▶ Exercise material:

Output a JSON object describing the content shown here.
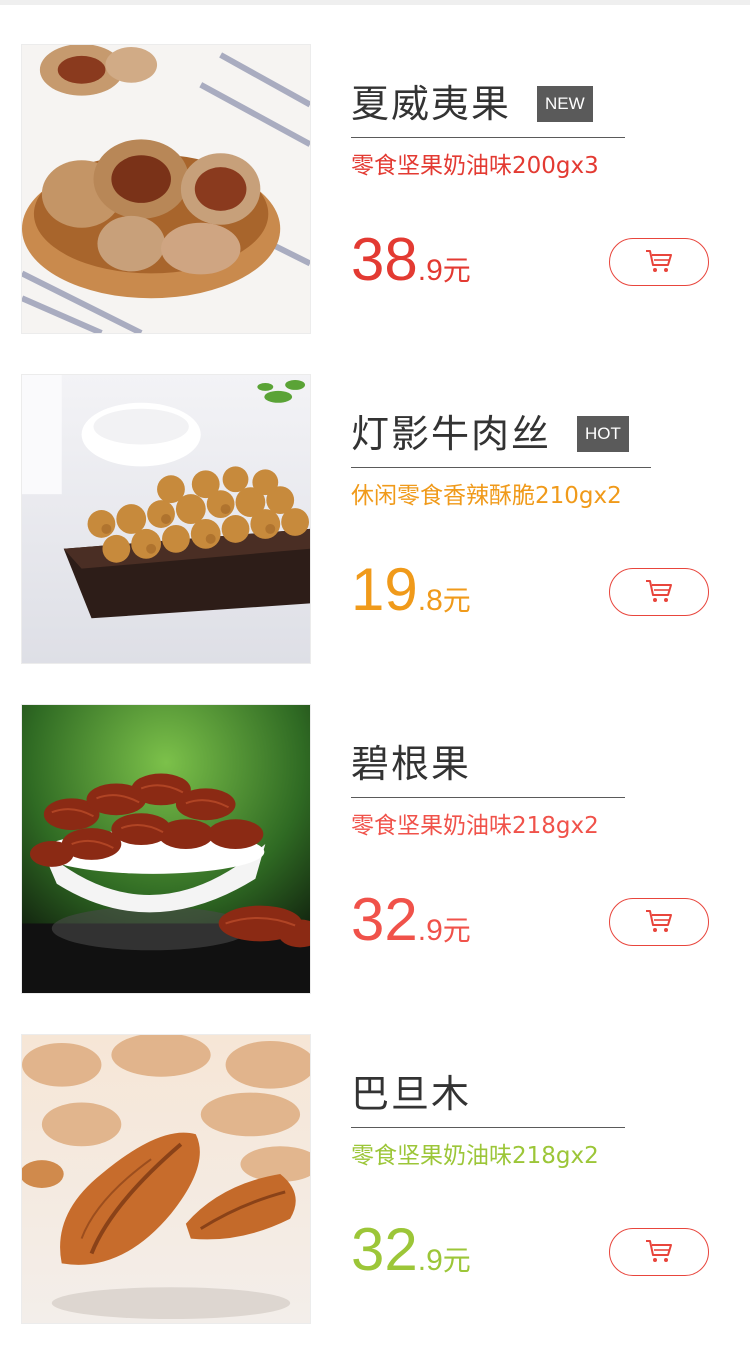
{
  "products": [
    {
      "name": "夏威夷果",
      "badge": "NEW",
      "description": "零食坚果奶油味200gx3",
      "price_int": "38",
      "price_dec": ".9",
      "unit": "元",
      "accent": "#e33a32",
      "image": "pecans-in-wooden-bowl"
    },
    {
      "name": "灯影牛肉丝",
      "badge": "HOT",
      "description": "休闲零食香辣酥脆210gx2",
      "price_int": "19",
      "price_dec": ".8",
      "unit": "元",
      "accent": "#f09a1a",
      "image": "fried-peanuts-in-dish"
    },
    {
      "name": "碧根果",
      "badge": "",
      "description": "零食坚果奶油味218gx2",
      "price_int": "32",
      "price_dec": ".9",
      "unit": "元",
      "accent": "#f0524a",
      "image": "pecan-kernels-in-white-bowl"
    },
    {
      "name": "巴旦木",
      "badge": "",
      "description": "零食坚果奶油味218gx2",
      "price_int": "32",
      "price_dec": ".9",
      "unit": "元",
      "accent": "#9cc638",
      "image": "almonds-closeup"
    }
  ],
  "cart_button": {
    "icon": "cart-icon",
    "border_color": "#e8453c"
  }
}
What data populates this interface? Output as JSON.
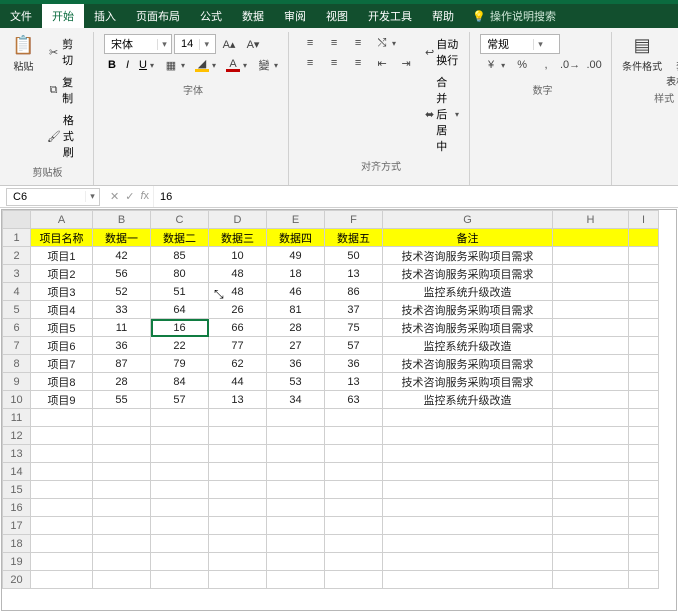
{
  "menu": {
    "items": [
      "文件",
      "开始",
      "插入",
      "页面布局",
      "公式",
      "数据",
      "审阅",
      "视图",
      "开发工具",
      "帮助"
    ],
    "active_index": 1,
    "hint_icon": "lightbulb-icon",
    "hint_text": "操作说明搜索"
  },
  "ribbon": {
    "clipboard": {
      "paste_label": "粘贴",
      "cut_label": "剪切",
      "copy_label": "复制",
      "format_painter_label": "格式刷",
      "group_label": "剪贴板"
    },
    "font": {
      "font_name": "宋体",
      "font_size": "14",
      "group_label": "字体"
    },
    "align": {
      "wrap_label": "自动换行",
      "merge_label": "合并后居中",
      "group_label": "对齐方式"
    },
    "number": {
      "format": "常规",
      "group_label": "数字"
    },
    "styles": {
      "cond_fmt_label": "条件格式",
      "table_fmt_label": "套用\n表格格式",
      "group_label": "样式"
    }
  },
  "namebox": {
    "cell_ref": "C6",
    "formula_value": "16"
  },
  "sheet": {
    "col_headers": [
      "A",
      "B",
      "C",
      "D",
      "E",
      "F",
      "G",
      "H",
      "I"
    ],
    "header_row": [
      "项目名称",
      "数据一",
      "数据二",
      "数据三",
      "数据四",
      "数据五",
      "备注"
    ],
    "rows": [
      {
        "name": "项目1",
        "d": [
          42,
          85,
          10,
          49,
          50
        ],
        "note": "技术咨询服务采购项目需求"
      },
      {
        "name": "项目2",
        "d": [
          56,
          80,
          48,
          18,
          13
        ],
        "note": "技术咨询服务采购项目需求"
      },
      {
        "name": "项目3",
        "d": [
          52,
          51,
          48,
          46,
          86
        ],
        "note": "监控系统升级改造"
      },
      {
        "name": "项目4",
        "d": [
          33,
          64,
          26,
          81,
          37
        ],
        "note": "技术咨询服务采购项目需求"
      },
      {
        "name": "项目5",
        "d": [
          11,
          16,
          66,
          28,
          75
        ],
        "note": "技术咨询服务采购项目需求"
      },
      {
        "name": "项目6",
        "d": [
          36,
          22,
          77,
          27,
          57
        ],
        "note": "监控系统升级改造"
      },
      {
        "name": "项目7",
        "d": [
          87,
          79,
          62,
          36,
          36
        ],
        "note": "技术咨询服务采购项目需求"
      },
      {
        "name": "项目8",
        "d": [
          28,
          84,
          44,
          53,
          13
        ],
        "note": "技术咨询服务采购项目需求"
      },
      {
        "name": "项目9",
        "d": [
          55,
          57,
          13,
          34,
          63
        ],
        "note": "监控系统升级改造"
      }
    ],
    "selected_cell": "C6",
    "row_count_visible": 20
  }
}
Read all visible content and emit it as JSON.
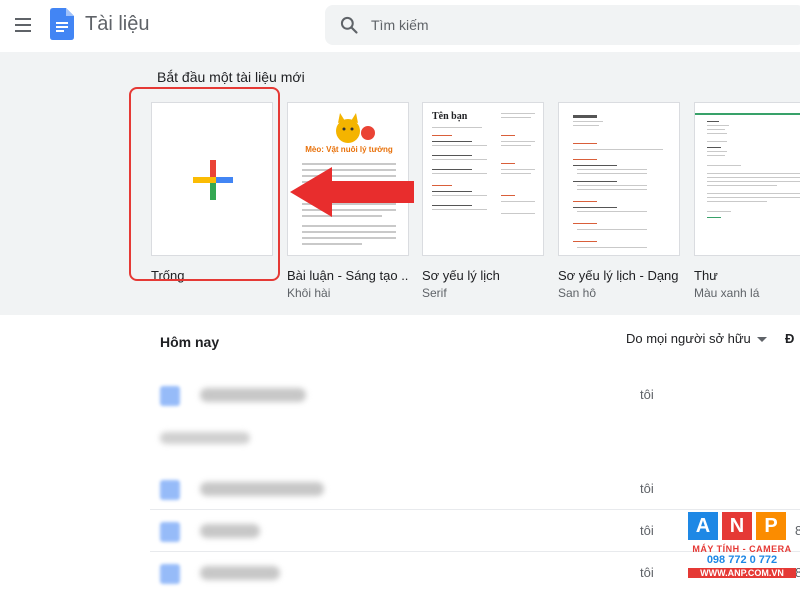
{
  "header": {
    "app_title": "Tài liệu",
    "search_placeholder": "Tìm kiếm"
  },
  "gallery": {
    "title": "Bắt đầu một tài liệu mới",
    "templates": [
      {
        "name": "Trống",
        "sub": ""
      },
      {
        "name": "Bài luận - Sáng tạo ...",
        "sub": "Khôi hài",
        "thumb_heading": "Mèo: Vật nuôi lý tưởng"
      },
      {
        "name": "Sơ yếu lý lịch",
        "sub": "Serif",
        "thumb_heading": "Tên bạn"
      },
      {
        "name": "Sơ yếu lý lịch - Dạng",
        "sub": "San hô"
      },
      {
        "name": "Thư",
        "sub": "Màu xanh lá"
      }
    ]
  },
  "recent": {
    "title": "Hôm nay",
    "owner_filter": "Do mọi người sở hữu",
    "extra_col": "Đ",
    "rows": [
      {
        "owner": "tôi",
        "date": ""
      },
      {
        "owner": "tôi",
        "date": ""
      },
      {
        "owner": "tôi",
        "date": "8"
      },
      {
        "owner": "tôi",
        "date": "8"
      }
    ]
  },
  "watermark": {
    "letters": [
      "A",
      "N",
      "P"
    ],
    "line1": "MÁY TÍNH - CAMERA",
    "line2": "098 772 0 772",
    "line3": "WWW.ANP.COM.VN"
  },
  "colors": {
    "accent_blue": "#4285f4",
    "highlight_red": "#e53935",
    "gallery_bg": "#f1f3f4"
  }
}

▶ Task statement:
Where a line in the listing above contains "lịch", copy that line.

▶ Task answer:
        "name": "Sơ yếu lý lịch",
        "name": "Sơ yếu lý lịch - Dạng",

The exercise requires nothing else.